Given data below:

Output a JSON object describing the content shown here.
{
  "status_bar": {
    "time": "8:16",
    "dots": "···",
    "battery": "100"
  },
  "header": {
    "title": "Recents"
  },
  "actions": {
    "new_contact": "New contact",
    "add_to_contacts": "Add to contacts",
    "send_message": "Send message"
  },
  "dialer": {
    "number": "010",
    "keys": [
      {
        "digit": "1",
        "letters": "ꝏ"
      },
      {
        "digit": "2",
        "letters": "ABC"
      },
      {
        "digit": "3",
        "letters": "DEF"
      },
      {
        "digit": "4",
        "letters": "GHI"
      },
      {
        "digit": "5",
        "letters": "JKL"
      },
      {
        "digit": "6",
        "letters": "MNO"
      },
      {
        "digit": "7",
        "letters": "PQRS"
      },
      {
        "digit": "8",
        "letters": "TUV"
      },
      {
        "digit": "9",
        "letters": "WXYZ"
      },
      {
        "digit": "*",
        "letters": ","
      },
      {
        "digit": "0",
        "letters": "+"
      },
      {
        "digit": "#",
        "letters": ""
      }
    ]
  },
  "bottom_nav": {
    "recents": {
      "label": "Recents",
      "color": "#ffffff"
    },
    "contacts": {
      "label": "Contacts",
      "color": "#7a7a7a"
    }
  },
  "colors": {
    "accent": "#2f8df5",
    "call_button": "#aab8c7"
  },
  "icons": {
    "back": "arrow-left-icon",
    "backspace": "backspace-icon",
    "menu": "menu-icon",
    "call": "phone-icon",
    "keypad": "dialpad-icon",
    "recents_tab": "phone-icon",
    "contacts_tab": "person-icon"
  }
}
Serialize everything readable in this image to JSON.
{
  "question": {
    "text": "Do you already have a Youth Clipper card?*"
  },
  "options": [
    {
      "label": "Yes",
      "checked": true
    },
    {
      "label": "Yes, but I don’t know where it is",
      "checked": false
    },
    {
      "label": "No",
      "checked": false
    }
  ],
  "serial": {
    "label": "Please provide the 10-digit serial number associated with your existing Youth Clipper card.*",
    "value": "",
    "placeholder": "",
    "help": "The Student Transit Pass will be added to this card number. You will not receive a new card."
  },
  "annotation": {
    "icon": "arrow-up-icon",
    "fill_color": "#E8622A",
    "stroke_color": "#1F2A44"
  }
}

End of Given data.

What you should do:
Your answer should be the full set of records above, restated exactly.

Worked solution:
Output a JSON object describing the content shown here.
{
  "status_bar": {
    "time": "8:16",
    "dots": "···",
    "battery": "100"
  },
  "header": {
    "title": "Recents"
  },
  "actions": {
    "new_contact": "New contact",
    "add_to_contacts": "Add to contacts",
    "send_message": "Send message"
  },
  "dialer": {
    "number": "010",
    "keys": [
      {
        "digit": "1",
        "letters": "ꝏ"
      },
      {
        "digit": "2",
        "letters": "ABC"
      },
      {
        "digit": "3",
        "letters": "DEF"
      },
      {
        "digit": "4",
        "letters": "GHI"
      },
      {
        "digit": "5",
        "letters": "JKL"
      },
      {
        "digit": "6",
        "letters": "MNO"
      },
      {
        "digit": "7",
        "letters": "PQRS"
      },
      {
        "digit": "8",
        "letters": "TUV"
      },
      {
        "digit": "9",
        "letters": "WXYZ"
      },
      {
        "digit": "*",
        "letters": ","
      },
      {
        "digit": "0",
        "letters": "+"
      },
      {
        "digit": "#",
        "letters": ""
      }
    ]
  },
  "bottom_nav": {
    "recents": {
      "label": "Recents",
      "color": "#ffffff"
    },
    "contacts": {
      "label": "Contacts",
      "color": "#7a7a7a"
    }
  },
  "colors": {
    "accent": "#2f8df5",
    "call_button": "#aab8c7"
  },
  "icons": {
    "back": "arrow-left-icon",
    "backspace": "backspace-icon",
    "menu": "menu-icon",
    "call": "phone-icon",
    "keypad": "dialpad-icon",
    "recents_tab": "phone-icon",
    "contacts_tab": "person-icon"
  }
}
Serialize everything readable in this image to JSON.
{
  "question": {
    "text": "Do you already have a Youth Clipper card?*"
  },
  "options": [
    {
      "label": "Yes",
      "checked": true
    },
    {
      "label": "Yes, but I don’t know where it is",
      "checked": false
    },
    {
      "label": "No",
      "checked": false
    }
  ],
  "serial": {
    "label": "Please provide the 10-digit serial number associated with your existing Youth Clipper card.*",
    "value": "",
    "placeholder": "",
    "help": "The Student Transit Pass will be added to this card number. You will not receive a new card."
  },
  "annotation": {
    "icon": "arrow-up-icon",
    "fill_color": "#E8622A",
    "stroke_color": "#1F2A44"
  }
}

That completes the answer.